Entergy’s Pilgrim Nuclear Power Station in the Manomet section of Plymouth on Cape Cod Bay, Mass., was on Tuesday forced to reduce power to 85% after its salt service water inlet temperature exceeded technical specifications.
At about 5 p.m. on Tuesday, while at 100% core thermal power, the reactor was forced to enter a 24-hour limiting condition for operation (LCO) because its salt service water inlet temperature measured 75.3F—exceeding the technical specification limit of 75F. The Nuclear Regulatory Commission (NRC) reported that the condition lasted until about 6:30 p.m., when the salt service water system was again declared operable.
A salt service water system is required to provide cooling water to the reactor building closed cooling water system heat exchanger. When inlet temperatures exceed 75F, the system is declared "inoperable" until temperatures trend below that value.

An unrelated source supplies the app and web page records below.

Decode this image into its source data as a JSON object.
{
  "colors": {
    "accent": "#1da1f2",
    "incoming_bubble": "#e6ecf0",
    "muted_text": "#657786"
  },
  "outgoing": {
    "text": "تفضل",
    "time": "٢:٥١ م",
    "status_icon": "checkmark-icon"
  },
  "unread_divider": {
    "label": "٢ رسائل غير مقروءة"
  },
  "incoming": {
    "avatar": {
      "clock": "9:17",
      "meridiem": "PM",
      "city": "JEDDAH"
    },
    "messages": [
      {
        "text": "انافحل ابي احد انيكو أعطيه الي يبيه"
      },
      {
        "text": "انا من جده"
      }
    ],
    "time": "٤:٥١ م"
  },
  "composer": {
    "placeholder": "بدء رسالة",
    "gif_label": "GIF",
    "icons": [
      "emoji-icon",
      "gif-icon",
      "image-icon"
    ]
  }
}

Entergy said it was "closely monitoring" salt service water temperature. "It is accurate to say that we reduced power to 85% for a short time yesterday to stay within prescribed discharge temperature limits but we returned the plant to full power yesterday and are at full power today," said Entergy spokesperson Jim Sinclair. The NRC noted that salt service water temperature varies with tidal movements.
Temperatures in the Northeast have been soaring as a heat wave sweeps through the region, prompting independent grid operators to encourage consumers to conserve power. On Wednesday, ISO New England warned that "extremely hot temperatures" and high levels of humidity expected in New England could drive regional electricity use to near-record levels. On Tuesday, the New York Independent System Operator also declared an energy emergency alert, calling on special case resources and emergency demand response programs to help manage demand on the system. Meanwhile, PJM Interconnection, which operates the grid in 13 Mid-Atlantic and Midwestern states prolonged a hot weather alert for nearly all utilities operating in its region.
Last August, Dominion Power was forced to shut down its 871-MW Unit 2 of the two-unit Millstone Nuclear Plant in Waterford, Conn., saying average water temperatures in the Niantic Bay in Long Island Sound, from which it draws cooling water for plant safety-related systems, exceeded limits of 75F. In an emergency license amendment, the NRC granted Millstone unit operators permission to take an average of three temperature measurements for the water at the intake pipes of Unit 2, rather than using the single highest measure.
Sources: POWERnews, NRC, ISO New England, NYISO, PJM Interconnection
—Sonal Patel, Senior Writer (@POWERmagazine, @sonalcpatel)
CORRECTION (7/18): This version reflects that the reactor powered down to 85% during the event; it did not shut down as originally noted. POWERnews regrets the error.